Mount Everest – just the name evokes an air of majesty, danger, exploration and for Intrepid’s Jared Alster, a personal challenge. Would Jared be at the top of his game at altitudes of over 5400 metres (17,700 feet), or would a roll of the dice be his downfall in Nepal?…
“Everest National Park lies within the Khumbu region, home to the Sherpa people. They are renowned the world over for having super-human strength and the ability to climb mountains, like Everest, with relative ease compared to un-acclimatised Westerners. On our expedition, we had one Sirdar, or leader, and about five other Sherpas who would watch after us on our adventure.
Someone once said, “it doesn’t matter whether you win or lose, it’s how you play the game.” That was certainly the case for Gemma Urban, who had no idea of the rules and couldn’t work out which team was in front, but had so much fun matching it with local kids in Cambodia…
“After weaving through the streets on a long hot day in Siem Reap, we (being the fabulous four Swedish, English and Australian gang) wandered into our haven. This was a little refuge on the main road, where they offer ice-cold refresher towels that are actually kept in the freezer for our comfort and pleasure.
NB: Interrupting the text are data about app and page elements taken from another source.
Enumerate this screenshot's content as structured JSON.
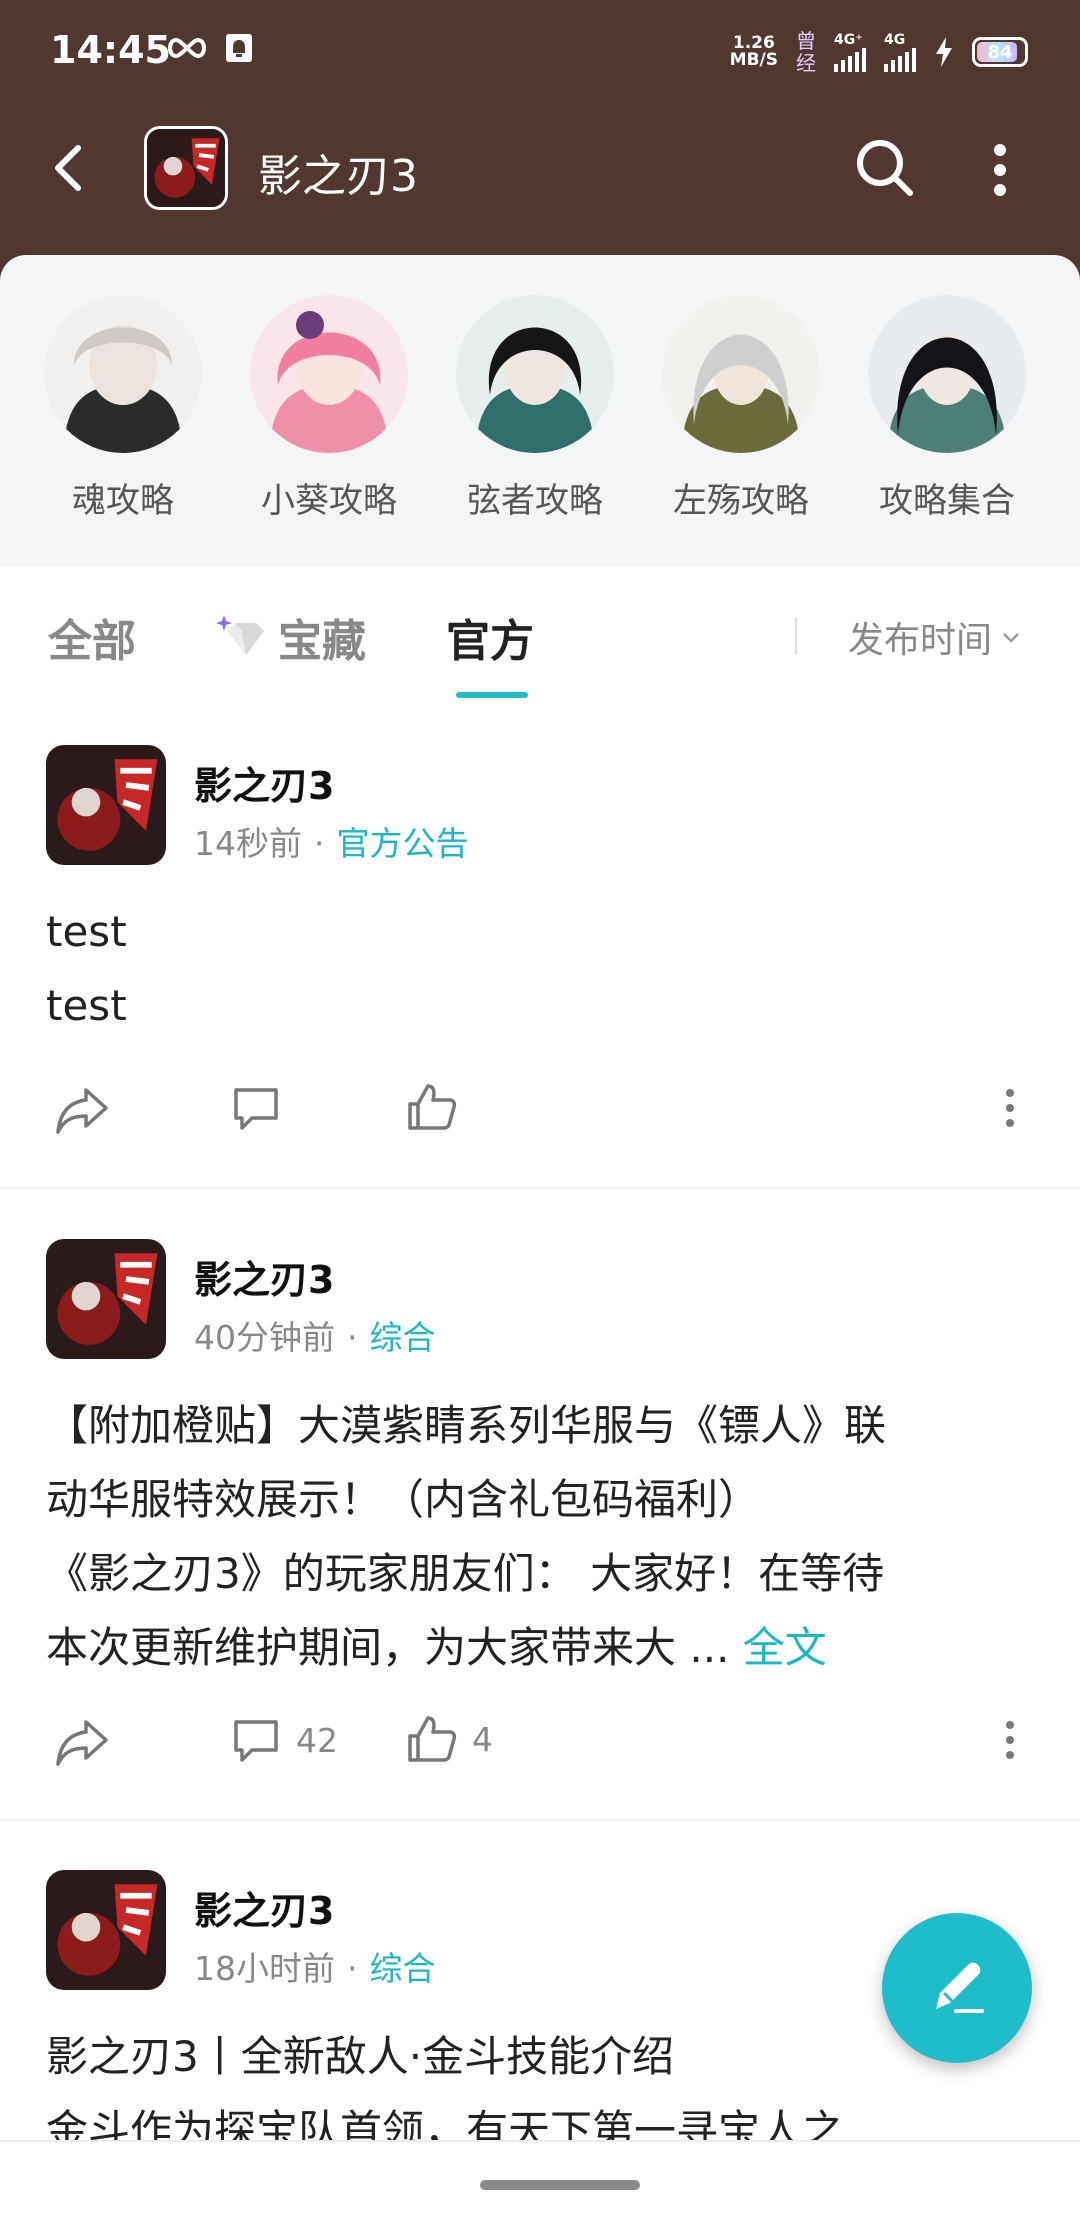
{
  "status_bar": {
    "time": "14:45",
    "net_speed_value": "1.26",
    "net_speed_unit": "MB/S",
    "carrier_top": "曾",
    "carrier_bottom": "经",
    "signal1_label": "4G⁺",
    "signal2_label": "4G",
    "battery_level": "84"
  },
  "topbar": {
    "title": "影之刃3"
  },
  "guides": [
    {
      "label": "魂攻略",
      "color": "#e9e6e4"
    },
    {
      "label": "小葵攻略",
      "color": "#f2b6c5"
    },
    {
      "label": "弦者攻略",
      "color": "#5a6d6b"
    },
    {
      "label": "左殇攻略",
      "color": "#d9d6cf"
    },
    {
      "label": "攻略集合",
      "color": "#3d3b43"
    }
  ],
  "tabs": {
    "all": "全部",
    "treasure": "宝藏",
    "official": "官方",
    "sort": "发布时间"
  },
  "posts": [
    {
      "author": "影之刃3",
      "time": "14秒前",
      "category": "官方公告",
      "line1": "test",
      "line2": "test",
      "comments": "",
      "likes": ""
    },
    {
      "author": "影之刃3",
      "time": "40分钟前",
      "category": "综合",
      "line1": "【附加橙贴】大漠紫睛系列华服与《镖人》联",
      "line2": "动华服特效展示！（内含礼包码福利）",
      "line3": "《影之刃3》的玩家朋友们： 大家好！在等待",
      "line4": "本次更新维护期间，为大家带来大 ...",
      "readmore": "全文",
      "comments": "42",
      "likes": "4"
    },
    {
      "author": "影之刃3",
      "time": "18小时前",
      "category": "综合",
      "line1": "影之刃3丨全新敌人·金斗技能介绍",
      "line2": "金斗作为探宝队首领，有天下第一寻宝人之"
    }
  ],
  "colors": {
    "header": "#523731",
    "accent": "#1fbcc9"
  }
}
In Mongolia many things are different to what we are used to at home, but especially the food. Trying fermented mare’s milk, dried curd, sour yoghurt and other traditional dishes is all part of the fun, and Intrepid’s Denis Sobnakov explains why a Mongolian barbecue gives you a special taste of the local lifestyle…
“We finally reached our remote destination, where we were warmly met by our hosts, Bat and Tsetseg. Our Mongolian friends invited us to their ger and Tsetseg gave us each a cup of salted milk tea and put a bucket of small breads, that looked like donuts, in the centre of our table. We talked for a while and our hosts told us that for dinner they will cook a meat dish and we’ll eat it in the traditional way.
Our most vivid travel memories can come from iconic sights or famous locations, but so often it’s the less likely experiences that sneak up on you. For Sheryll Stapleton her ‘mmm moment’ was enjoyed on the longest river in Southeast Asia…
“I never dreamed I would experience something like this. Years later and I still think of this mightiest of rivers in my dreams. The magnificent Mekong with its eddies and swirls. The peacefulness of the long boat broken only by the gradually increasing and then decreasing roar of a faster vessel.
We’re very proud to announce that Intrepid Travel has won the Preservation category of the prestigious Condé Nast Traveler World Savers Awards, with our far-reaching commitment to carbon management and low impact travel attracting the nod from the judges. The Preservation category is awarded to a travel company for, “Championing heritage, greening the planet”.
This is the fifth time that Intrepid’s Environmental Management Policy has been recognised, having previously received:
- 2011 Winner, Global Tourism Business Award, Tourism for Tomorrow Awards
- 2011 Highly Commended, Best Low Carbon Initiative, Virgin Holidays Responsible Travel Awards 2011
- 2010 Finalist The International Ecotourism Society Innovation Awards
- 2009 Budget Travel Magazine’s ‘Extra Mile Award’ for Intrepid Travel’s Carbon Offset Trips
A big thank you to Intrepid’s passionate group leaders around the world who play a vital role in inspiring travellers to care about and donate to projects supported by The Intrepid Foundation.
One of Intrepid Travel’s longest serving group leaders, Sally Arnold, is passionate about The Intrepid Foundation’s Indonesian project, Bumi Sehat, which has been making huge inroads to address maternal health issues…
“For 10 years, The Intrepid Foundation has been supporting WSPA. On behalf of ourselves and the animals, we are so grateful for everything that you have done for us.
The support has taken many forms. Intrepid’s promotion of animal-friendly choices for travellers has made people more aware of animal welfare issues on a global scale. The joint ‘Compassionate Traveller’ initiative was an example of the partnership flourishing; a global education campaign about travellers making the best choices for animals.
At the foot of the majestic Mt Kilimanjaro is a wonderful program that is helping to revolutionise education using the ‘sandwich’ approach!
The Village Education Project Kilimanjaro (VEPK) has received support through The Intrepid Foundation for five years now and we are proud to help support their long term commitment to critical primary education. Katy Allen, VEPK’s Director explains…
Since ancient times communities living in the Sacred Valley of the Incas have worshipped nature and the universe. In Peru today many still subscribe to these strong beliefs and whether or not you consider there to be a logical explanation, Intrepid’s Julio Padilla had a heart-pumping encounter with the powers of Pachamama…
“One day my brother told me he had been given a kind of ancient weapon that came from an underground tomb in the coast of Peru, dating back to around 500AD. I told him this could be very bad luck for him, because where we come from in the Amazon we do not touch things that belong to the dead. The belief of our people in the mountains is that the item could either bring you good times or bad times. And when it is about bad times, the energy of the dead could suck up your soul.